> [What the exercise asks] Count the lines in the records below that contain the word "name", and give that figure alone.

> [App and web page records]
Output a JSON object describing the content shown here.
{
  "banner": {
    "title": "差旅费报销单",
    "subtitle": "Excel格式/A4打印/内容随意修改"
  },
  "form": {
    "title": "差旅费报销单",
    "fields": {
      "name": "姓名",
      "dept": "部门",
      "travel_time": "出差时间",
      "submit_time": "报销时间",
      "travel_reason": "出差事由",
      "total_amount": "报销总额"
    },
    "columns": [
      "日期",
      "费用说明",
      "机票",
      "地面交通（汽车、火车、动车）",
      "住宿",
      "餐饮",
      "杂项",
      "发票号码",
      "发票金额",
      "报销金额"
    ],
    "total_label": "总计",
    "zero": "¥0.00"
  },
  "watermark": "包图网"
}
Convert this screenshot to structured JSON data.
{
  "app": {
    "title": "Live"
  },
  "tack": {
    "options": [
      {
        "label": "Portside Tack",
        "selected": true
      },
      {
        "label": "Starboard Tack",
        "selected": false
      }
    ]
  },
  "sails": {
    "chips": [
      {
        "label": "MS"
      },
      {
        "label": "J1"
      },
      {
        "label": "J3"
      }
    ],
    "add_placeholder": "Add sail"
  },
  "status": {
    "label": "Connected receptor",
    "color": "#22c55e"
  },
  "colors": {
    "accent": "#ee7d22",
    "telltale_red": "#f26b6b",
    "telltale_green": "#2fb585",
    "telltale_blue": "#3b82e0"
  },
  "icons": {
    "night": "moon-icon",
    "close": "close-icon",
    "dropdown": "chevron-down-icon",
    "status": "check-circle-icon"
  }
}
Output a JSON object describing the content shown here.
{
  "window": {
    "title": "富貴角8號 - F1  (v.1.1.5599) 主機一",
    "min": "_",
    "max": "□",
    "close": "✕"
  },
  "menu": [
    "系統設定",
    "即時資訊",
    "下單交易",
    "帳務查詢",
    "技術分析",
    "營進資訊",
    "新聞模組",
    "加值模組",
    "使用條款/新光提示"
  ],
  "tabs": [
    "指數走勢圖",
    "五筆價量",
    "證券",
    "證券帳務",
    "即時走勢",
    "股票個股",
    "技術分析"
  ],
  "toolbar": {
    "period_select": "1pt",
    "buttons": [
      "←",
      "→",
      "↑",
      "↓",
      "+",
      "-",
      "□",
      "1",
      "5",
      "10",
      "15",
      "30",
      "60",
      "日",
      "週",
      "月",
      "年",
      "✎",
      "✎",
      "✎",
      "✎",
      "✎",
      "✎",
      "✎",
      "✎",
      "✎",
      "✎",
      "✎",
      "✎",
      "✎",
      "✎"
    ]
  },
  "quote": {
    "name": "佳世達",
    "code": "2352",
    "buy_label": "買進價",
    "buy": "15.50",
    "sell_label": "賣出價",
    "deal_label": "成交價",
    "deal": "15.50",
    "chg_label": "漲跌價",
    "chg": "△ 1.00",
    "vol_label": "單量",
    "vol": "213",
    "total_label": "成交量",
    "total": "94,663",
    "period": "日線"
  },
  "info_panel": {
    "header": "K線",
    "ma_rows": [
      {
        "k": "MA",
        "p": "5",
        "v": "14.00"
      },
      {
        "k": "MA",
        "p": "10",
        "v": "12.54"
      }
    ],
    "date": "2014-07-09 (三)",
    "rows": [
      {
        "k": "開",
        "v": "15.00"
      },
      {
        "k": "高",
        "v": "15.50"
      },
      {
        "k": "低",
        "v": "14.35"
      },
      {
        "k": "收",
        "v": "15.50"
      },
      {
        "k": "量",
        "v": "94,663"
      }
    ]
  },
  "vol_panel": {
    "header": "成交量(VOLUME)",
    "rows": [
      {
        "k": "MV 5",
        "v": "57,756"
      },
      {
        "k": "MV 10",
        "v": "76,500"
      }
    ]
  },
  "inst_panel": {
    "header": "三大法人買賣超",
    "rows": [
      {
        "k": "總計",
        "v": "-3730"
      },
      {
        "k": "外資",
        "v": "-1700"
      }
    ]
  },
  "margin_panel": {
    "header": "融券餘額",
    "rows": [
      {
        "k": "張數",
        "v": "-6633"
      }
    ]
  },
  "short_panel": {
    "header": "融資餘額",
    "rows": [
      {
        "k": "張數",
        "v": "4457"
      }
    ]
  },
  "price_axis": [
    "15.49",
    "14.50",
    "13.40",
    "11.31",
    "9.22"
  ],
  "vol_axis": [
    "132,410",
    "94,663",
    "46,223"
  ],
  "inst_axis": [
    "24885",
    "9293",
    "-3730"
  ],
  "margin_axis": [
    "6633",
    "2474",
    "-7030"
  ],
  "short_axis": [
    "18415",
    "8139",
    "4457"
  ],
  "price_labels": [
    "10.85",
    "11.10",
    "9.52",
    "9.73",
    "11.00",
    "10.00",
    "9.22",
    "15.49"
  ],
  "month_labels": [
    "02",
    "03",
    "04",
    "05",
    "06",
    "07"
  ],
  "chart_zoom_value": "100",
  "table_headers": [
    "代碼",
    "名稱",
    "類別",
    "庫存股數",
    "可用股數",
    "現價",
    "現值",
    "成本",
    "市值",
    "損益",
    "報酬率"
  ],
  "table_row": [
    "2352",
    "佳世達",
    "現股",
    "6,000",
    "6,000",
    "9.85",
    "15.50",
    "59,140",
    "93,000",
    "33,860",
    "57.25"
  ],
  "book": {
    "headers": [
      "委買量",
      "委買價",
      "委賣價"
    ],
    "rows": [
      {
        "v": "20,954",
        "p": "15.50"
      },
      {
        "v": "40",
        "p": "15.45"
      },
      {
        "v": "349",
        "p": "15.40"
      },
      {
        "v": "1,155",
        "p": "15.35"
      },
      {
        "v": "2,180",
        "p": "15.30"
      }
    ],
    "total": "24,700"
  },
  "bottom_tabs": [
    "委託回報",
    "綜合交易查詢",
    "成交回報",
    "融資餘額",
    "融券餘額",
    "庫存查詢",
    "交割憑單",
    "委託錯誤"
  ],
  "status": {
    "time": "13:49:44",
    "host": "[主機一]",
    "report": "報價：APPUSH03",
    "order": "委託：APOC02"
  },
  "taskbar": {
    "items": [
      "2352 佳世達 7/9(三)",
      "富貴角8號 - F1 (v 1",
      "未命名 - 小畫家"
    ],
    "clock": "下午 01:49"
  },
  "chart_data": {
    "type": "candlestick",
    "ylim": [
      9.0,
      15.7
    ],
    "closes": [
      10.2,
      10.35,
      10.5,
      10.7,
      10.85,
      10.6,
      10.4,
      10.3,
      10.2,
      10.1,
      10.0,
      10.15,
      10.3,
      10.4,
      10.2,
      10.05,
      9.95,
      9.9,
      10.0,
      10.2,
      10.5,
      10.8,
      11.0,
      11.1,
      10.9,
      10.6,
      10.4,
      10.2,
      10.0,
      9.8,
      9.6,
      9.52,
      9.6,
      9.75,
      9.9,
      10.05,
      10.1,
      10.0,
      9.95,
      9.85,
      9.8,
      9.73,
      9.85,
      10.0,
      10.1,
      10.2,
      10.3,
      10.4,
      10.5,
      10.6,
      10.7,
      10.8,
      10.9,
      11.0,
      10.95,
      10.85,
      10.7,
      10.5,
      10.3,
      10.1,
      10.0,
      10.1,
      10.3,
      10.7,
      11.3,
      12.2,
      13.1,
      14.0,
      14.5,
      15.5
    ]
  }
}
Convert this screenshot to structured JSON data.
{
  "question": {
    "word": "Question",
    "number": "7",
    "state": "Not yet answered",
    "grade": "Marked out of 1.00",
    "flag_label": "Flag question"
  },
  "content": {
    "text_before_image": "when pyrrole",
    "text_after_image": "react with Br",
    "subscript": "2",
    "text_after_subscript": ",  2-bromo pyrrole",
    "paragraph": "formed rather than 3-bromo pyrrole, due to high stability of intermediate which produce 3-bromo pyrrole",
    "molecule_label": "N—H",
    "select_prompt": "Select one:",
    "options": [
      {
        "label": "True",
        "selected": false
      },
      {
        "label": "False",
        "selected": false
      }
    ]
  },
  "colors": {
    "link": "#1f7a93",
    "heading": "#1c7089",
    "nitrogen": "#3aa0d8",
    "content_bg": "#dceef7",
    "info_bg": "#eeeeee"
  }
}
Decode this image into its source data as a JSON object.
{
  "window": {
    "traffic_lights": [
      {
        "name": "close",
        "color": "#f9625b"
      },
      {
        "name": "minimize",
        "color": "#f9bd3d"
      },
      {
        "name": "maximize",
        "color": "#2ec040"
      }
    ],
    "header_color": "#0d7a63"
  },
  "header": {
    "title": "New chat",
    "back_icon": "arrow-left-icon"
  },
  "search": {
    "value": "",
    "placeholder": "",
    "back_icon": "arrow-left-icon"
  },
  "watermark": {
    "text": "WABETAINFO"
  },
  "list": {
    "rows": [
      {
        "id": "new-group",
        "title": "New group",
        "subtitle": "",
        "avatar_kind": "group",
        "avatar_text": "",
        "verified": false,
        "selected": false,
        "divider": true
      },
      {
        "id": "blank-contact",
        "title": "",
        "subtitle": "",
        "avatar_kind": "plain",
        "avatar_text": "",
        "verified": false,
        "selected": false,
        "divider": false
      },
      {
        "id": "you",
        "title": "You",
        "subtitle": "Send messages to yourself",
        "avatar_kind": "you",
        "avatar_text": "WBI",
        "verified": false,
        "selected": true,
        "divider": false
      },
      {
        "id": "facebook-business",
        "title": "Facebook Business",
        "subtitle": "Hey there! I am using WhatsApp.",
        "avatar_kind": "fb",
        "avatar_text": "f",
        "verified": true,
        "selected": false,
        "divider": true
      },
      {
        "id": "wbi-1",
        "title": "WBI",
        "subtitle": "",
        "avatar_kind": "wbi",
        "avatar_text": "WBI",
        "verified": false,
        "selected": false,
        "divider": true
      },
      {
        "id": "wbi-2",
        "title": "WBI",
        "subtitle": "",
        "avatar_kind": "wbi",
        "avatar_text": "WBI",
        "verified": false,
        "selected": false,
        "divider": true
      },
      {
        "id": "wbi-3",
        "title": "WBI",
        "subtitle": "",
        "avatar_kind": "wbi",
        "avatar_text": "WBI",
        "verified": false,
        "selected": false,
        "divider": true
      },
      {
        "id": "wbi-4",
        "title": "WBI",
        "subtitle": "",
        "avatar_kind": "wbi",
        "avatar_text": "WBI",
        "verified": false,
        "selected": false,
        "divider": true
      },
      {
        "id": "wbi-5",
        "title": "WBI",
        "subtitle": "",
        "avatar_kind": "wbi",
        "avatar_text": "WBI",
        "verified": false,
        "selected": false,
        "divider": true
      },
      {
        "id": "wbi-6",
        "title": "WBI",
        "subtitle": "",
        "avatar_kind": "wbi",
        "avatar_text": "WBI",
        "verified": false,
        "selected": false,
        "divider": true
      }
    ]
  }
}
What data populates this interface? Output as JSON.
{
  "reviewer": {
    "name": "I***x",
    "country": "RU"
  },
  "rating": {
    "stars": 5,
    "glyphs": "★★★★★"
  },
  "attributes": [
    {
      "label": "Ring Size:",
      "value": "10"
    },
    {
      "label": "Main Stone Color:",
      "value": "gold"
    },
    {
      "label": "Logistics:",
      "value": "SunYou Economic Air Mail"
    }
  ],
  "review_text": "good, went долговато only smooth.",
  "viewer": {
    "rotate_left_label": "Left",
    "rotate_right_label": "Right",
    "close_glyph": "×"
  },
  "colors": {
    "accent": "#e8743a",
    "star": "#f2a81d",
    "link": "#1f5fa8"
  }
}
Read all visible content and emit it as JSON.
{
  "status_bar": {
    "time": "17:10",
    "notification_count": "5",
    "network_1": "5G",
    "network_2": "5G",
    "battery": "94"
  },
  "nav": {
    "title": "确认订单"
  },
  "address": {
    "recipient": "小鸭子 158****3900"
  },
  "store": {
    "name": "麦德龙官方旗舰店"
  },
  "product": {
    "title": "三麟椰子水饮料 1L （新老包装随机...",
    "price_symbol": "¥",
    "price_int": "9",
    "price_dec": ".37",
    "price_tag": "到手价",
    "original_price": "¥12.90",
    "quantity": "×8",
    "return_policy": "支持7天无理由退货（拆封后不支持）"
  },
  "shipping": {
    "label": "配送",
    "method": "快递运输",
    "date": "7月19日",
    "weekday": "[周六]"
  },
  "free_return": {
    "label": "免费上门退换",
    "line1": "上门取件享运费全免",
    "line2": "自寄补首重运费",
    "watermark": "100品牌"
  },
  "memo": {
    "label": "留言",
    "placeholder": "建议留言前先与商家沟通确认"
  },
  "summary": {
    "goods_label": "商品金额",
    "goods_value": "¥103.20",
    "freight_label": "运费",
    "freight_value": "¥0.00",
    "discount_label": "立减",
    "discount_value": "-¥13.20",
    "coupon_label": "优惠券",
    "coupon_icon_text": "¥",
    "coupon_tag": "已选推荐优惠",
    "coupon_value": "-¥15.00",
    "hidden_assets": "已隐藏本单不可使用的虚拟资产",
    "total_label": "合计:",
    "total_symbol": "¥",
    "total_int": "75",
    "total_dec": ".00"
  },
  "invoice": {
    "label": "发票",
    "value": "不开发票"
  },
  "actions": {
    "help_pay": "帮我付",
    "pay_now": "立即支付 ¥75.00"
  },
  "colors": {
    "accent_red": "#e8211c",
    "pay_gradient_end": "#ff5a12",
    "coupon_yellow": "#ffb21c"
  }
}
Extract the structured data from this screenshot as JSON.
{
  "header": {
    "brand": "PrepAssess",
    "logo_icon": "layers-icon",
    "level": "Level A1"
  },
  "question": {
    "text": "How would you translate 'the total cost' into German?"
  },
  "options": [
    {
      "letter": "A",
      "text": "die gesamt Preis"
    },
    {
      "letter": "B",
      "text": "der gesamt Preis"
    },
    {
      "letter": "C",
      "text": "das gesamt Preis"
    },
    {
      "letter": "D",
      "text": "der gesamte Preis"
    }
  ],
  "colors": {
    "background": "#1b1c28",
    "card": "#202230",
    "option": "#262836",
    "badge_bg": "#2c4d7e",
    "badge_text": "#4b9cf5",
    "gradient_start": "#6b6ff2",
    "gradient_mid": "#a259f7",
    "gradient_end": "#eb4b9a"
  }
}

> [Exercise solution] 7